The other night, I watched Frances Ha, the most recent Noah Baumbach film about a twenty-something girl in New York. Her crowning moment in the movie is when, for the first time in years, she is able to afford her own apartment. Perhaps it's because I'm amazed by the simple things (admittedly, I am still blown away by how good ice water tastes) but I'm with Frances: living on your own is a pinnacle life experience, one deserving of a cinematic ending.
I am twenty-three, a Boomerang kid as the New York Times puts it, and subscribe to the outlook that Adam Davidson suggests somewhere in the piece that "sleeping in a twin bed under some old Avril Lavigne posters is not a sign of giving up; it's an economic plan."

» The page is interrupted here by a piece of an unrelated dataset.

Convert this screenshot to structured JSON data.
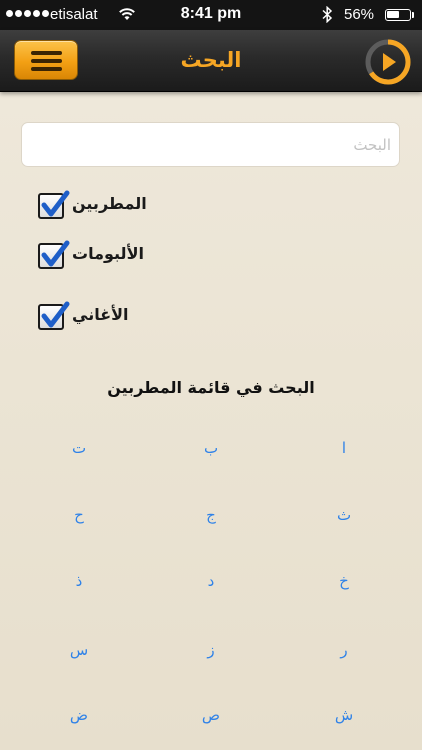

Economically, I have had plenty of advantages and with those blessings, I have been able to study in Spain, even forgo a salary for a year and live frugally in Central America. The travel has broadened me, which helps now because I feel shameless in the fact that I am in my twenties and living at home. Friends in Spain lived with their families in flats; I never walked into a house in Honduras where three generations weren't sitting around the cable TV.
There are down sides to living at home though; one being that it took me two train rides and a mile walk to get to Lake Michigan for the Fourth of July fireworks. But when I finally got there and watched the array of fireworks amidst the Chicago skyline, it all looked pretty majestic.
I really couldn't complain.